# Work to complete
Once the pictures are set aside, copy the records below exactly as they stand.

# Source material
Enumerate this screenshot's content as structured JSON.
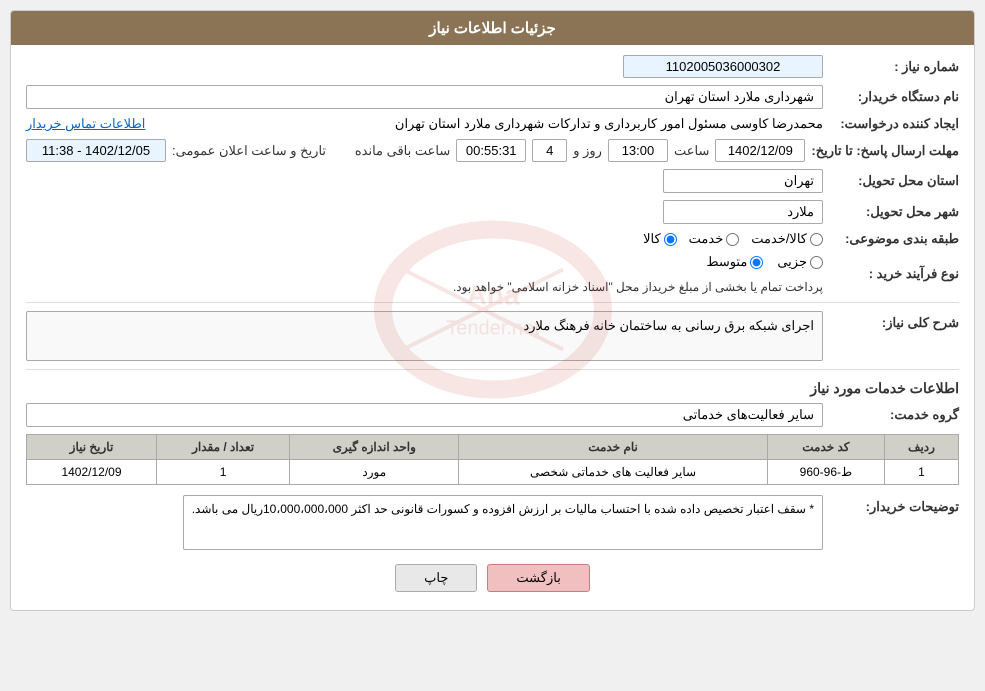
{
  "header": {
    "title": "جزئیات اطلاعات نیاز"
  },
  "fields": {
    "need_number_label": "شماره نیاز :",
    "need_number_value": "1102005036000302",
    "buyer_org_label": "نام دستگاه خریدار:",
    "buyer_org_value": "شهرداری ملارد استان تهران",
    "creator_label": "ایجاد کننده درخواست:",
    "creator_value": "محمدرضا کاوسی مسئول امور کاربرداری و تدارکات  شهرداری ملارد استان تهران",
    "contact_link": "اطلاعات تماس خریدار",
    "deadline_label": "مهلت ارسال پاسخ: تا تاریخ:",
    "announce_label": "تاریخ و ساعت اعلان عمومی:",
    "announce_date": "1402/12/05 - 11:38",
    "deadline_date": "1402/12/09",
    "deadline_time_label": "ساعت",
    "deadline_time": "13:00",
    "days_label": "روز و",
    "days_value": "4",
    "remaining_label": "ساعت باقی مانده",
    "remaining_time": "00:55:31",
    "province_label": "استان محل تحویل:",
    "province_value": "تهران",
    "city_label": "شهر محل تحویل:",
    "city_value": "ملارد",
    "category_label": "طبقه بندی موضوعی:",
    "category_options": [
      "کالا",
      "خدمت",
      "کالا/خدمت"
    ],
    "category_selected": "کالا",
    "procurement_label": "نوع فرآیند خرید :",
    "procurement_options": [
      "جزیی",
      "متوسط"
    ],
    "procurement_note": "پرداخت تمام یا بخشی از مبلغ خریداز محل \"اسناد خزانه اسلامی\" خواهد بود.",
    "description_label": "شرح کلی نیاز:",
    "description_value": "اجرای شبکه برق رسانی به ساختمان خانه فرهنگ ملارد",
    "services_section_label": "اطلاعات خدمات مورد نیاز",
    "service_group_label": "گروه خدمت:",
    "service_group_value": "سایر فعالیت‌های خدماتی",
    "table_headers": [
      "ردیف",
      "کد خدمت",
      "نام خدمت",
      "واحد اندازه گیری",
      "تعداد / مقدار",
      "تاریخ نیاز"
    ],
    "table_rows": [
      {
        "row": "1",
        "service_code": "ط-96-960",
        "service_name": "سایر فعالیت های خدماتی شخصی",
        "unit": "مورد",
        "quantity": "1",
        "date": "1402/12/09"
      }
    ],
    "buyer_notes_label": "توضیحات خریدار:",
    "buyer_notes_value": "* سقف اعتبار تخصیص داده شده با احتساب مالیات بر ارزش افزوده و کسورات قانونی حد اکثر 10،000،000،000ریال می باشد."
  },
  "buttons": {
    "print_label": "چاپ",
    "back_label": "بازگشت"
  }
}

# The completed task
Enumerate this screenshot's content as structured JSON.
{
  "header": {
    "title": "جزئیات اطلاعات نیاز"
  },
  "fields": {
    "need_number_label": "شماره نیاز :",
    "need_number_value": "1102005036000302",
    "buyer_org_label": "نام دستگاه خریدار:",
    "buyer_org_value": "شهرداری ملارد استان تهران",
    "creator_label": "ایجاد کننده درخواست:",
    "creator_value": "محمدرضا کاوسی مسئول امور کاربرداری و تدارکات  شهرداری ملارد استان تهران",
    "contact_link": "اطلاعات تماس خریدار",
    "deadline_label": "مهلت ارسال پاسخ: تا تاریخ:",
    "announce_label": "تاریخ و ساعت اعلان عمومی:",
    "announce_date": "1402/12/05 - 11:38",
    "deadline_date": "1402/12/09",
    "deadline_time_label": "ساعت",
    "deadline_time": "13:00",
    "days_label": "روز و",
    "days_value": "4",
    "remaining_label": "ساعت باقی مانده",
    "remaining_time": "00:55:31",
    "province_label": "استان محل تحویل:",
    "province_value": "تهران",
    "city_label": "شهر محل تحویل:",
    "city_value": "ملارد",
    "category_label": "طبقه بندی موضوعی:",
    "category_options": [
      "کالا",
      "خدمت",
      "کالا/خدمت"
    ],
    "category_selected": "کالا",
    "procurement_label": "نوع فرآیند خرید :",
    "procurement_options": [
      "جزیی",
      "متوسط"
    ],
    "procurement_note": "پرداخت تمام یا بخشی از مبلغ خریداز محل \"اسناد خزانه اسلامی\" خواهد بود.",
    "description_label": "شرح کلی نیاز:",
    "description_value": "اجرای شبکه برق رسانی به ساختمان خانه فرهنگ ملارد",
    "services_section_label": "اطلاعات خدمات مورد نیاز",
    "service_group_label": "گروه خدمت:",
    "service_group_value": "سایر فعالیت‌های خدماتی",
    "table_headers": [
      "ردیف",
      "کد خدمت",
      "نام خدمت",
      "واحد اندازه گیری",
      "تعداد / مقدار",
      "تاریخ نیاز"
    ],
    "table_rows": [
      {
        "row": "1",
        "service_code": "ط-96-960",
        "service_name": "سایر فعالیت های خدماتی شخصی",
        "unit": "مورد",
        "quantity": "1",
        "date": "1402/12/09"
      }
    ],
    "buyer_notes_label": "توضیحات خریدار:",
    "buyer_notes_value": "* سقف اعتبار تخصیص داده شده با احتساب مالیات بر ارزش افزوده و کسورات قانونی حد اکثر 10،000،000،000ریال می باشد."
  },
  "buttons": {
    "print_label": "چاپ",
    "back_label": "بازگشت"
  }
}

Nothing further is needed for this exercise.